As a teenager, I was a flamboyant boy, a bit non-serious on the road to education, but during High School, the science stream gave me the real concept of knowing things with logic and reason particularly physics and mathematics are the subjects which are solely based on scientific evidence and methods or (formulas) respectively. I hated history and philosophy thinking that we have to take care of present times and philosophy is just interpreting things, nothing more than that. In reality, it doesn’t exist anywhere in the world.
Being a resident of downtown Srinagar, I have witnessed the 2008 uprising with fortitude and a great sense of humour. My perception towards politics started in the same year. Before that, I didn’t know who was Geelani or Mirwaiz. This was the phase that changed my philosophy of life in knowing the political and societal background of Kashmir. The unrest lasted for more than two years.
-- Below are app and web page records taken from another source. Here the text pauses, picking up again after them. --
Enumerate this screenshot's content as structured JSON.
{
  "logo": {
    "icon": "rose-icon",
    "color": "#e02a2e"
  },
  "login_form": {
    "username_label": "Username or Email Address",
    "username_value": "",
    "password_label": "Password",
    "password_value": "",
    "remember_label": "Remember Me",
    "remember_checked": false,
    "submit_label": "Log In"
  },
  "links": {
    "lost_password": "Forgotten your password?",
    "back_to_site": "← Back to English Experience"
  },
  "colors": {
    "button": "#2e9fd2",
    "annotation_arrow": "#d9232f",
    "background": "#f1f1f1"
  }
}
[pullquote]I was standing at Qamarwari to see the huge procession that was coming from downtown to march on the way to Muzaraffabad. I witnessed the processions was reverberating with freedom slogans with great fervor, as it reached at Cement Bridge, Qamarwari police started indiscriminate firing at protestors but they were not moving back an inch.[/pullquote]On August 11, 2008, I read valley’s local newspaper Rising Kashmir. The headline was ‘Muzaffarabad Chalo Today’.The sub-headline mentioned one of the protesters statements as ‘We will reach Muzarrafabad even if bullets pierce us’. That statement stroke my mind, how that is possible, if everything was normal till yesterday then how the sentiment emerged suddenly among the common people in valley. I was amazed to see that. On the same day in the morning, I was standing at Qamarwari to see the huge procession that was coming from downtown to march on the way to Muzaraffabad. I witnessed the processions was reverberating with freedom slogans with great fervor, as it reached at Cement Bridge, Qamarwari police started indiscriminate firing at protestors but they were not moving back an inch. On the same day in the evening, one of the senior separatist leader Sheikh Abdul Aziz was also killed along with several protestors. That day was full of chaos while tension had gripped the whole valley. On the next day, the banner was ‘Slogans got bullets, 8 killed’, in Greater Kashmir. Another mass uprising started in Kashmir, people on the streets raising the slogan of Azaadi, but in response people were killed with a license to kill that was given to the Indian forces by the Indian law enforcement agencies to kill people of Kashmir. Many more were killed injured and maimed especially teenagers. Men in uniform had launched a crackdown on stone throwers, that incited more anger among the common Kashmiri which resulted in a worst situation with no end to killings, street protests, indefinite protests, marches, arrests and atrocities were on the peak. Local cable TV channels were banned; even local dailies of valley were censored for weeks. People prefer to switch over social networking sites like Facebook where they started to lodge protests against the unabated killings done by Indian forces. After that, I was curious to know the political history of Kashmir.
Influence of books
Books have always been inspirational for me- self-development and motivational books especially quotations that I always love to read from the great authors. Like Great people don’t do different things they do things differently by Shiv Khera. On knowledge, I only know that I know nothing by Socrates.
When I read Curfewed Night by Basharat Peer and Until my freedom has come edited by Sanjay Kak then it became inevitable for me to read history that I once hated and philosophy, political science is interrelated with each other which helps me in comprehending the realpolitik of the world.
There has been a much impact from the 2008-2010 Kashmir unrest. I chose journalism field in the year 2011, my insight about the world has altogether changed by reading international politics and current affairs. After experiencing all this, I believe it’s the time that has constructed my reality.
Unfortunately, the comparison trend is still continuing in my family because I am the only member who has landed in the field of chaotic world where craft and skill matters, scores barely. Now it doesn’t matter what people think of me but the thing is that what I think of myself.
Aaqib is a student of MA Convergent Journalism at Central University of Kashmir.